The least common type of thyroid cancer is anaplastic thyroid cancer, which has a very poor prognosis. Unless diagnosed early and found during a thyroidectomy, most cases of anaplastic thyroid cancer lead to a rapid and untimely death.
What happens to your body when you have thyroid cancer?
The most common locations for metastatic thyroid cancer are the lungs, liver and bones. If tumors develop in these (or other) parts of the body, complications such as pain, swelling and organ failure can occur.
How long do thyroid cancer patients live?
The 5-year survival rate tells you what percent of people live at least 5 years after the cancer is found. Percent means how many out of 100. Overall, the 5-year survival rate for people with thyroid cancer is 98%.
What do you feel when you have thyroid cancer?
Most often, thyroid cancer causes a lump and/or swelling of the neck, but it may also cause difficulty breathing or swallowing, as well as vocal hoarseness. Other symptoms include neck pain that may radiate up to your ears or a persistent cough not caused by illness.
What is the main cause of thyroid cancer?
The cause of thyroid cancer is unknown, but certain risk factors have been identified and include a family history of goiter, exposure to high levels of radiation, and certain hereditary syndromes.
Where Does thyroid cancer spread first?

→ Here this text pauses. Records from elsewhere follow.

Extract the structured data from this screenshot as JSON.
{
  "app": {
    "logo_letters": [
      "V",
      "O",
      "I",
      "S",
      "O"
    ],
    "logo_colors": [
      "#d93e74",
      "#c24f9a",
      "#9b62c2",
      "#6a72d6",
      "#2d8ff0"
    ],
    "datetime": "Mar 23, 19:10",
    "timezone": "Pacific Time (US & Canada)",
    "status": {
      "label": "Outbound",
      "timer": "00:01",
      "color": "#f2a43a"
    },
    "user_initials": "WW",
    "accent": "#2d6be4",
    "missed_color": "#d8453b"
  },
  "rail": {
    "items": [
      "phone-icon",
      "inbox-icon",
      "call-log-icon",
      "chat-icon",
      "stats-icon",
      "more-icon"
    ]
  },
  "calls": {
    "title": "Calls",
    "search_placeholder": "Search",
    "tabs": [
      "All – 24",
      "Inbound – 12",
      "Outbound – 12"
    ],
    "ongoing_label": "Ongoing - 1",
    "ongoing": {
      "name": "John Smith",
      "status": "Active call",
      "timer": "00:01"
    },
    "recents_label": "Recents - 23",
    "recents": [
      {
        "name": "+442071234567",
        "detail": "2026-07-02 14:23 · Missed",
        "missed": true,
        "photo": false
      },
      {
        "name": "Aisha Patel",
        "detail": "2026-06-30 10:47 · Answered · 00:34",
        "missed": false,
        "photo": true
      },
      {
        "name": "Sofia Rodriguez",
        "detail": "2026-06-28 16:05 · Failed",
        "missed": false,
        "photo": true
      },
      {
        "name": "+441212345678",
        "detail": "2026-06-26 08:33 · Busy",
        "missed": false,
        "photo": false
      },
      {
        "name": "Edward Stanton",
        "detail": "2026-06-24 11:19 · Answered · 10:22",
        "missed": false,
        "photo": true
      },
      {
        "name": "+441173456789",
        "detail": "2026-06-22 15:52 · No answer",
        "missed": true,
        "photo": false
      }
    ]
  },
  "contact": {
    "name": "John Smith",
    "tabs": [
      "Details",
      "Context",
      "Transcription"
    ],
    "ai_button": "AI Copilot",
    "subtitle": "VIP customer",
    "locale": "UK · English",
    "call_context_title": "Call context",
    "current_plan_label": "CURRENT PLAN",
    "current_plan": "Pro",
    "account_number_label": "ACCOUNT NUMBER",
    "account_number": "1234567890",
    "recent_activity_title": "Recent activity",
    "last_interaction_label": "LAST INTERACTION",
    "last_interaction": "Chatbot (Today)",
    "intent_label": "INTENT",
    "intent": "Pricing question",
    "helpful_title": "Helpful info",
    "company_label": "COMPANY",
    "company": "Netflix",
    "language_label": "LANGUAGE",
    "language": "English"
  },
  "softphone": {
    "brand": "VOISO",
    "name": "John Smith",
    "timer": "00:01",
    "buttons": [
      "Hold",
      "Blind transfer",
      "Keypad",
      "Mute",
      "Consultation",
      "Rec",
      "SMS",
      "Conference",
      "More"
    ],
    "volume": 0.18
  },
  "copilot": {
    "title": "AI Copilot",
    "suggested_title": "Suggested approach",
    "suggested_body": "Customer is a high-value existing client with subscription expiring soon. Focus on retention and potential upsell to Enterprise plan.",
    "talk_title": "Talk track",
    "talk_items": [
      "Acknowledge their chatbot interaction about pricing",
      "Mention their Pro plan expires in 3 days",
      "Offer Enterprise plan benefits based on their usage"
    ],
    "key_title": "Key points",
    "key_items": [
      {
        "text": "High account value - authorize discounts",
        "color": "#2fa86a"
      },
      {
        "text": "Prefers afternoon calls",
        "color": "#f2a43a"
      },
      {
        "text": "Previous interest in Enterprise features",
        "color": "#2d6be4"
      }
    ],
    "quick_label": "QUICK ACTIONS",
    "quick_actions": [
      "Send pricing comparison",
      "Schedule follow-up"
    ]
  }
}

Most patients with thyroid cancer have the cancer contained in the thyroid at the time of diagnosis. About 30% will have metastatic cancer, with most having spread of the cancer to the lymph nodes in the neck and only 1-4% having spread of the cancer outside of the neck to other organs such as the lungs and bone.
Is Stage 1 thyroid cancer curable?
Early stage thyroid cancer is very treatable, and most patients are cured. Treatment of stage I-II thyroid cancer typically consists of surgery with or without radiation therapy. Combining two treatment techniques has become an important approach for increasing a patient’s chance of cure and prolonging survival.
What are early warning signs of thyroid cancer?
Signs and Symptoms of Thyroid Cancer
- A lump in the neck, sometimes growing quickly.
- Swelling in the neck.
- Pain in the front of the neck, sometimes going up to the ears.
- Hoarseness or other voice changes that do not go away.
- Trouble swallowing.
- Trouble breathing.
- A constant cough that is not due to a cold.
How long can you live with Stage 4 thyroid cancer?
Stage 4: In this stage, the tumor has spread into neck tissues under the skin, the trachea, esophagus, the larynx, or distant parts of the body such as the lungs or bones. The 10-year outlook significantly declines at this point: Only 21 percent of people diagnosed at this stage are alive after 10 years.
Can you live a full life after thyroid cancer?
Thyroid cancer patients have a nearly 98 percent five-year survival rate, according to the National Cancer Institute. More than 95 percent survive a decade, leading some to call it a “good cancer.” But those successful outcomes mean few thyroid cancer survivorship studies have been conducted.
Who is most likely to get thyroid cancer?
Thyroid cancer is more common in women than in men, and more so during their reproductive years. The highest number of women diagnosed with thyroid cancer are between the ages of 44 and 49 years. Men are more likely to develop thyroid cancer at an older age. For example between the ages of 80 to 84 years.
What is end stage thyroid cancer?
What Affects Your Prognosis? Stage IV thyroid cancer is cancer that has spread from your thyroid gland to other parts of your neck, lymph nodes, or distant areas of your body like your lungs or bones.